A long time ago and far, far away, there was a car manufacturer called VMax. VMax cars were powerful and economical, and sold very well to people who liked cars. However over time the managers of VMax realized that it was taking a long time to go and sell cars one by one to each driver. Would it not be better, they reasoned, to target corporations with big company car fleets? This way they would only have to deal with one buyer to sell many cars. The advantage for the buyer was in flexibility: it was much easier to shuffle cars around so that each location had enough cars available. There was also a discount involved in buying in bulk, of course.
However after a while this approach to sales also started to slow down, and the VMax managers sat down to find yet another model. What they came up with was this: in addition to selling to companies running their own fleets, how about also selling the cars to rental car companies?
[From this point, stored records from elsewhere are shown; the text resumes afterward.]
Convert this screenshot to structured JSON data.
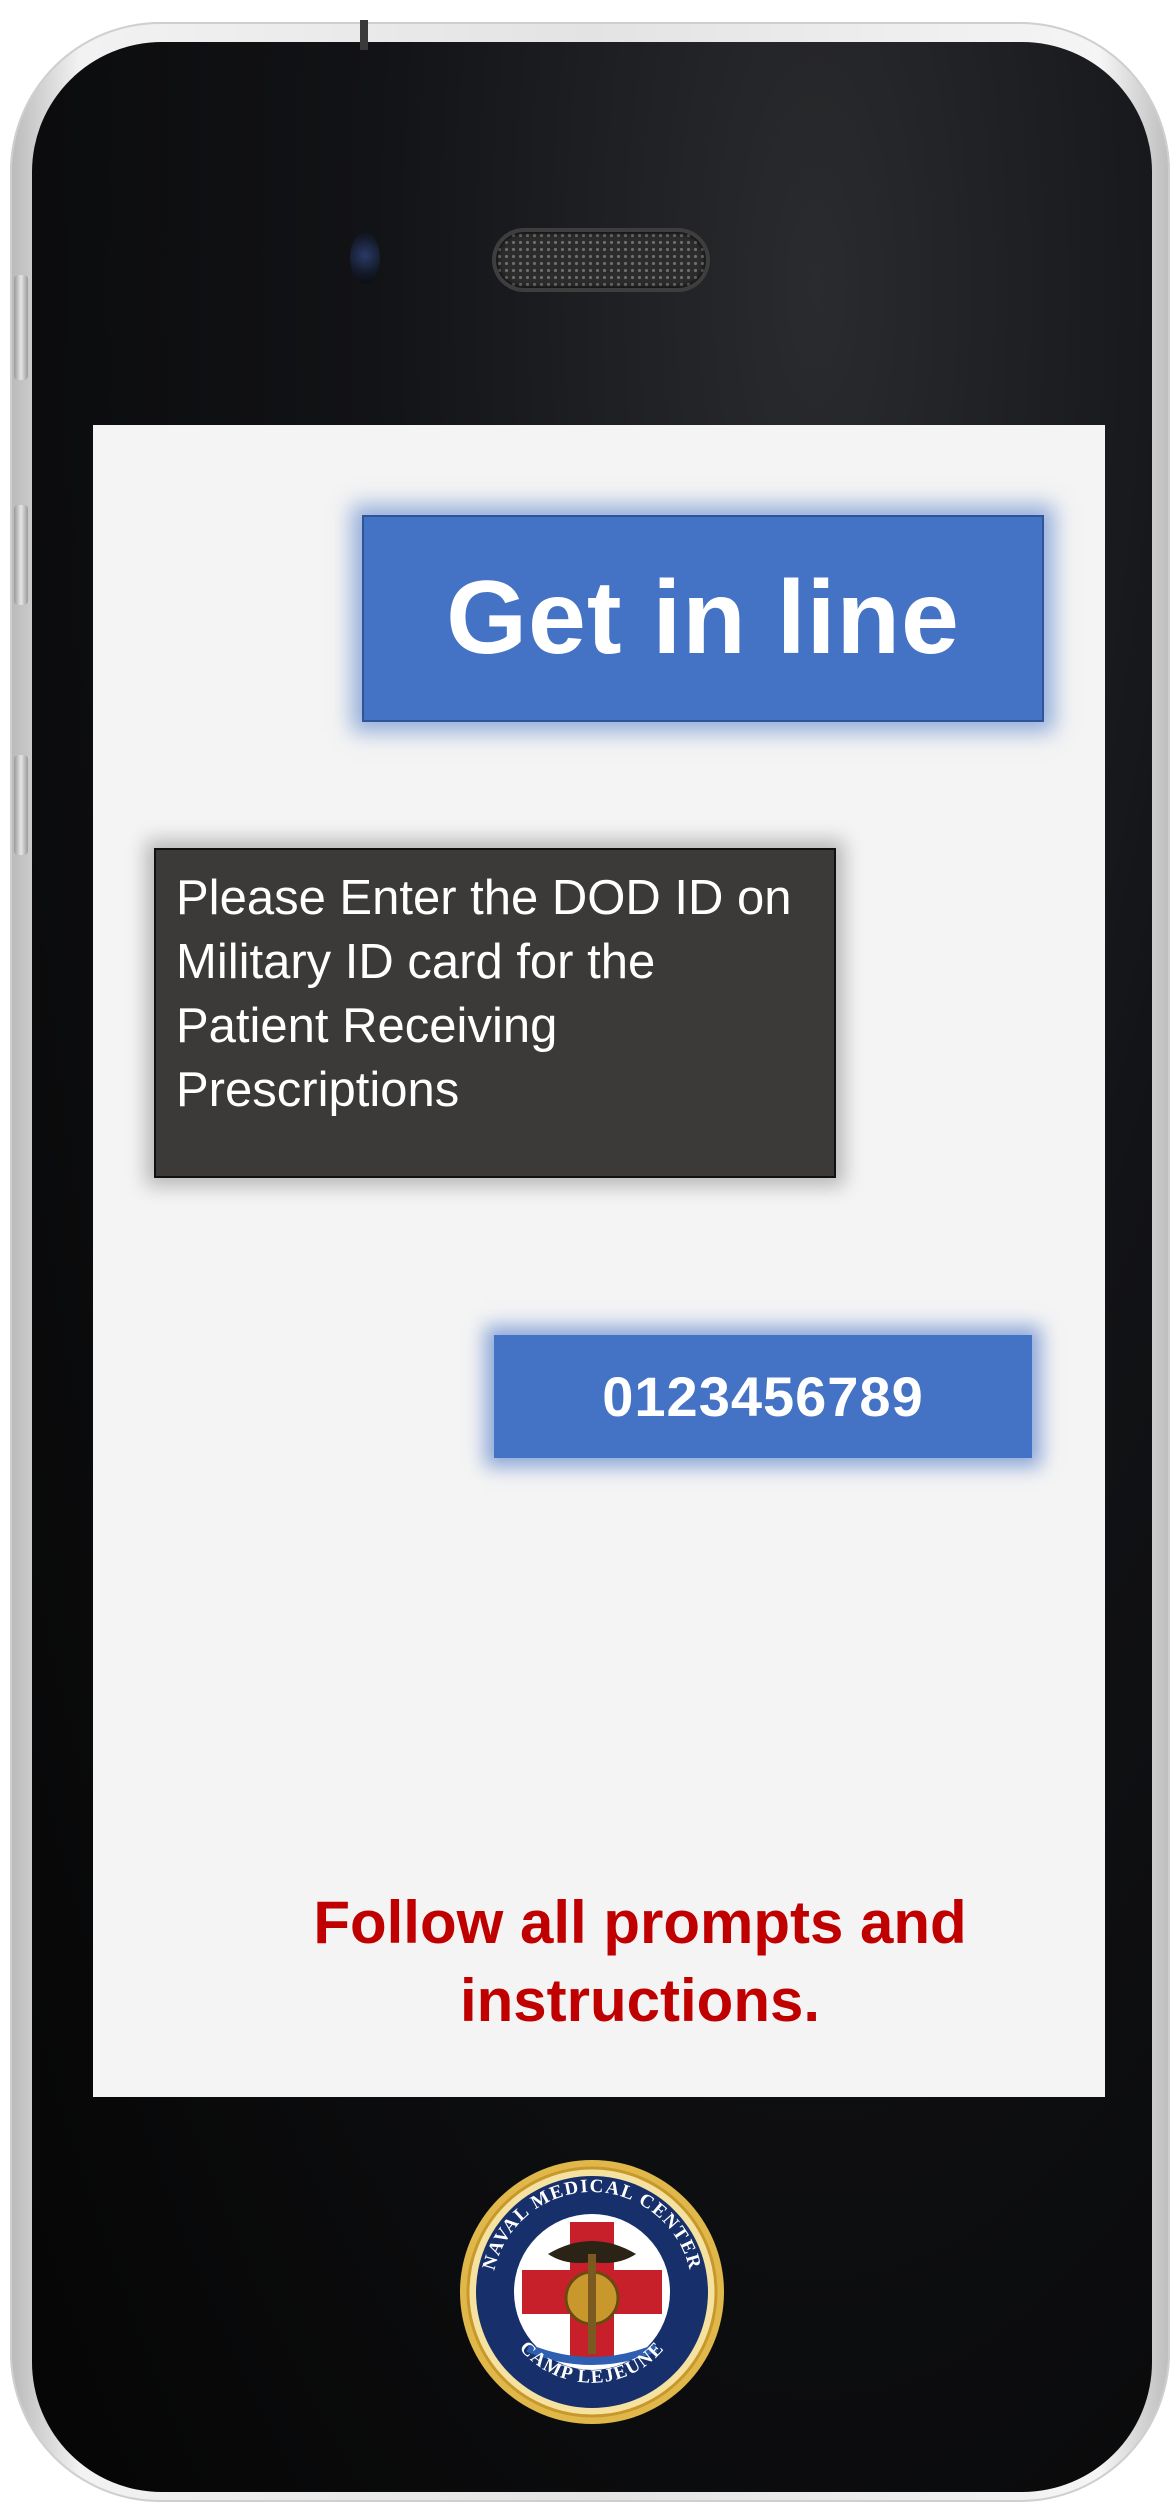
{
  "header": {
    "title": "Get in line"
  },
  "instruction": {
    "text": "Please Enter the DOD ID on Military ID card for the Patient Receiving Prescriptions"
  },
  "dod_id": {
    "value": "0123456789"
  },
  "footer": {
    "note": "Follow all prompts and instructions."
  },
  "seal": {
    "top_text": "NAVAL MEDICAL CENTER",
    "bottom_text": "CAMP LEJEUNE"
  },
  "colors": {
    "accent": "#4472c4",
    "warning": "#c00000",
    "panel": "#3b3a39",
    "screen": "#f4f4f4"
  }
}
This would give even greater benefits of flexibility to the customers, as on top of shuffling their own cars from one team or office to another, corporate fleet managers could rent cars from these operators for as long as they needed them. This was particularly useful at times of peak demand, when everybody wanted to be driving, but at other times when fewer cars were needed, fleet managers could return the rented cars to the rental car companies and not have to pay for them.
The problem for VMax was that other companies started to supply the rental companies or even start their own rental business: Orinoco became the biggest rental company, while corporations like International Driving Machines or Carspace started to get involved as well. The managers of VMax therefore came up with a new plan: they would build special tracks that only VMax cars could drive on, while models from other manufacturers would have to travel on public roads or build their own.
VMax explained to its customers that this would make their lives easy as they would be able to get cars easily from certified rental companies and be sure that their rented cars would work just like the ones they had already bought. Then they went to the rental companies and pointed out that there were so many VMax cars on the road that there was certainly lots of profit to be made just in selling to VMax drivers, while other manufacturers were much smaller and therefore less profitable for the rental companies.
The problem was that many corporations had been buying their cars from lots of different suppliers for years, and their garages were full of cars from Delphi, Packard, Bell, and others. These companies started to worry that VMax's plan would require them to spend a lot of money to change all their company car fleets to the new VMax models, retrain all their mechanics, redo all their insurance contracts, and all the other thousand and one tasks required for such a change.
The managers of these diverse fleets were happy to find out about Big Magic Cars, who built roads that would work with all their cars.
The VMax people saw this as a challenge, and started talking a lot about how the real benefit of company car fleets was in the large number of rental companies that would supply VMax cars, the smooth tracks that only VMax cars could use, and the ease of obtaining or releasing VMax cars in this way.
I think my little analogy is clear enough. At BMC we are not interested in monocultures; we are eager to work with today's heterogenous data centers, and we see that diversity continuing and even accelerating in the future as different models of public cloud continue to emerge and solidify. Success for us is determined by enabling our customers to make their own choices based on current business and technical situations, instead of being forced down one particular path by a decision they took in the past. To find out how this might work in practice, give us a call or look at www.bmc.com/cloud.